Starting at the first entry below, repeat all the data word for word and drop the pictures.

● Data to examine:
================================

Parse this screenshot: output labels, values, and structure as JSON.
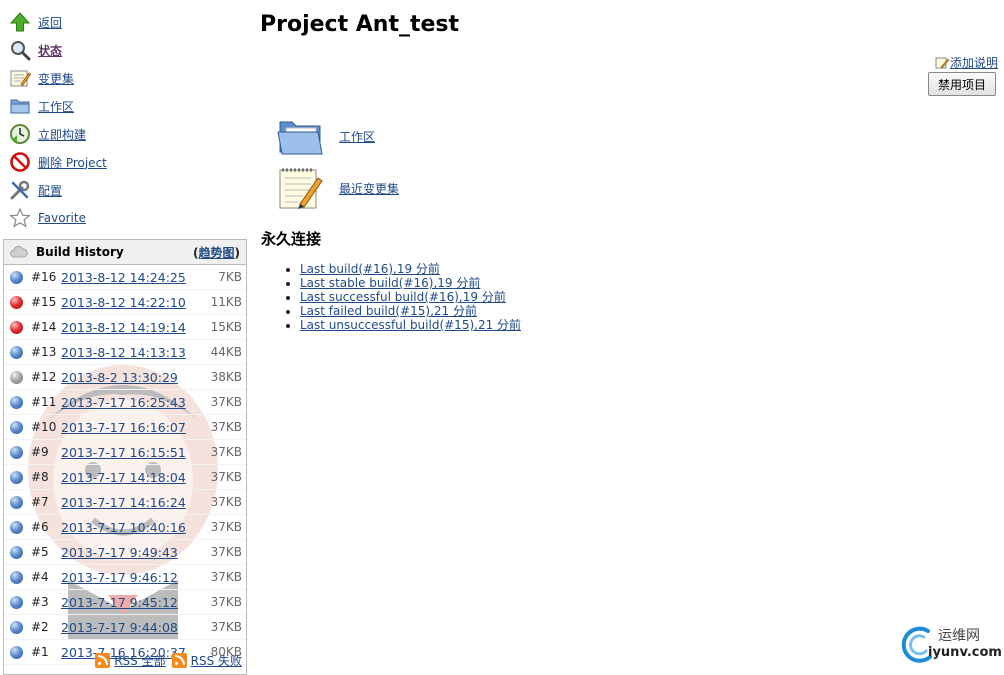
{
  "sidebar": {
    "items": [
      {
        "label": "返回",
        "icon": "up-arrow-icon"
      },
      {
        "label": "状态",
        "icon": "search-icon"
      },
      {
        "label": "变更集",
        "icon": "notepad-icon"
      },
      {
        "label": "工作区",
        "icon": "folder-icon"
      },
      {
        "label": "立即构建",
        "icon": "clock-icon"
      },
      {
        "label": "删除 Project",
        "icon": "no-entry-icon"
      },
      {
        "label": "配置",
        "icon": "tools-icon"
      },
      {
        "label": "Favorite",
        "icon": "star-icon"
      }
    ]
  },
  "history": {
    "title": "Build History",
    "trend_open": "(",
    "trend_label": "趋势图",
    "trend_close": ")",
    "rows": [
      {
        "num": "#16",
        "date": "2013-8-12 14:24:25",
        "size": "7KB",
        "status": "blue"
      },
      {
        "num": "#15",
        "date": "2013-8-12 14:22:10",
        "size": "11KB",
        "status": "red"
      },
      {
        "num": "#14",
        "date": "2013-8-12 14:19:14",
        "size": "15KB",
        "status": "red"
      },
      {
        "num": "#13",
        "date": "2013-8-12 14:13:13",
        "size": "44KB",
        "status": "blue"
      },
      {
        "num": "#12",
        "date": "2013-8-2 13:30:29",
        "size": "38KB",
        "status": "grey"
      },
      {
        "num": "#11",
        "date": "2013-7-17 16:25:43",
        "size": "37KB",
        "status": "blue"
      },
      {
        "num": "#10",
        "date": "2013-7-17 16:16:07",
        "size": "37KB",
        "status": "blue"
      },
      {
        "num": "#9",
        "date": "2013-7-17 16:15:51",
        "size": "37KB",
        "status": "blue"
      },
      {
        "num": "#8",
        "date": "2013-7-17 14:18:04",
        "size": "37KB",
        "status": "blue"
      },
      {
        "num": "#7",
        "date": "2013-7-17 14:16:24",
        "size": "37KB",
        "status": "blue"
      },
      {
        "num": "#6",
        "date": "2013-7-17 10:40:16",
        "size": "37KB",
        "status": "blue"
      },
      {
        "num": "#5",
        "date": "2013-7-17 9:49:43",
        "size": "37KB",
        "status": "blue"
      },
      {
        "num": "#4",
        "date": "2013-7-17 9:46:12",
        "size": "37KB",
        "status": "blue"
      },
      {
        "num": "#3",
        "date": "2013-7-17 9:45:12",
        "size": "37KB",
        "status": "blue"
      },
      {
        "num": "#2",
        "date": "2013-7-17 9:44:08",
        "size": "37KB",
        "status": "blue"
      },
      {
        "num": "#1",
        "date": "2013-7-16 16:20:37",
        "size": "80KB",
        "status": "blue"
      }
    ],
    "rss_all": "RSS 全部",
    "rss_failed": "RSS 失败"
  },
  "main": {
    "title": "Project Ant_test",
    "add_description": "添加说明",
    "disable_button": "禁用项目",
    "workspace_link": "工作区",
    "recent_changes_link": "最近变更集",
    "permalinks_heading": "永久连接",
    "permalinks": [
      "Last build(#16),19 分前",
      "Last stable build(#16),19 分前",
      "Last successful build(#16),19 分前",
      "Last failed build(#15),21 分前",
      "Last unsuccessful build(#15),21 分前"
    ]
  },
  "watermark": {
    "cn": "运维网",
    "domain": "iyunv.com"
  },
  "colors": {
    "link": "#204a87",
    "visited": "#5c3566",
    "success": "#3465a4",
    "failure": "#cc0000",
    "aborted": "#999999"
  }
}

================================

● Response to the exercise:
Parse this screenshot: output labels, values, and structure as JSON.
{
  "sidebar": {
    "items": [
      {
        "label": "返回",
        "icon": "up-arrow-icon"
      },
      {
        "label": "状态",
        "icon": "search-icon"
      },
      {
        "label": "变更集",
        "icon": "notepad-icon"
      },
      {
        "label": "工作区",
        "icon": "folder-icon"
      },
      {
        "label": "立即构建",
        "icon": "clock-icon"
      },
      {
        "label": "删除 Project",
        "icon": "no-entry-icon"
      },
      {
        "label": "配置",
        "icon": "tools-icon"
      },
      {
        "label": "Favorite",
        "icon": "star-icon"
      }
    ]
  },
  "history": {
    "title": "Build History",
    "trend_open": "(",
    "trend_label": "趋势图",
    "trend_close": ")",
    "rows": [
      {
        "num": "#16",
        "date": "2013-8-12 14:24:25",
        "size": "7KB",
        "status": "blue"
      },
      {
        "num": "#15",
        "date": "2013-8-12 14:22:10",
        "size": "11KB",
        "status": "red"
      },
      {
        "num": "#14",
        "date": "2013-8-12 14:19:14",
        "size": "15KB",
        "status": "red"
      },
      {
        "num": "#13",
        "date": "2013-8-12 14:13:13",
        "size": "44KB",
        "status": "blue"
      },
      {
        "num": "#12",
        "date": "2013-8-2 13:30:29",
        "size": "38KB",
        "status": "grey"
      },
      {
        "num": "#11",
        "date": "2013-7-17 16:25:43",
        "size": "37KB",
        "status": "blue"
      },
      {
        "num": "#10",
        "date": "2013-7-17 16:16:07",
        "size": "37KB",
        "status": "blue"
      },
      {
        "num": "#9",
        "date": "2013-7-17 16:15:51",
        "size": "37KB",
        "status": "blue"
      },
      {
        "num": "#8",
        "date": "2013-7-17 14:18:04",
        "size": "37KB",
        "status": "blue"
      },
      {
        "num": "#7",
        "date": "2013-7-17 14:16:24",
        "size": "37KB",
        "status": "blue"
      },
      {
        "num": "#6",
        "date": "2013-7-17 10:40:16",
        "size": "37KB",
        "status": "blue"
      },
      {
        "num": "#5",
        "date": "2013-7-17 9:49:43",
        "size": "37KB",
        "status": "blue"
      },
      {
        "num": "#4",
        "date": "2013-7-17 9:46:12",
        "size": "37KB",
        "status": "blue"
      },
      {
        "num": "#3",
        "date": "2013-7-17 9:45:12",
        "size": "37KB",
        "status": "blue"
      },
      {
        "num": "#2",
        "date": "2013-7-17 9:44:08",
        "size": "37KB",
        "status": "blue"
      },
      {
        "num": "#1",
        "date": "2013-7-16 16:20:37",
        "size": "80KB",
        "status": "blue"
      }
    ],
    "rss_all": "RSS 全部",
    "rss_failed": "RSS 失败"
  },
  "main": {
    "title": "Project Ant_test",
    "add_description": "添加说明",
    "disable_button": "禁用项目",
    "workspace_link": "工作区",
    "recent_changes_link": "最近变更集",
    "permalinks_heading": "永久连接",
    "permalinks": [
      "Last build(#16),19 分前",
      "Last stable build(#16),19 分前",
      "Last successful build(#16),19 分前",
      "Last failed build(#15),21 分前",
      "Last unsuccessful build(#15),21 分前"
    ]
  },
  "watermark": {
    "cn": "运维网",
    "domain": "iyunv.com"
  },
  "colors": {
    "link": "#204a87",
    "visited": "#5c3566",
    "success": "#3465a4",
    "failure": "#cc0000",
    "aborted": "#999999"
  }
}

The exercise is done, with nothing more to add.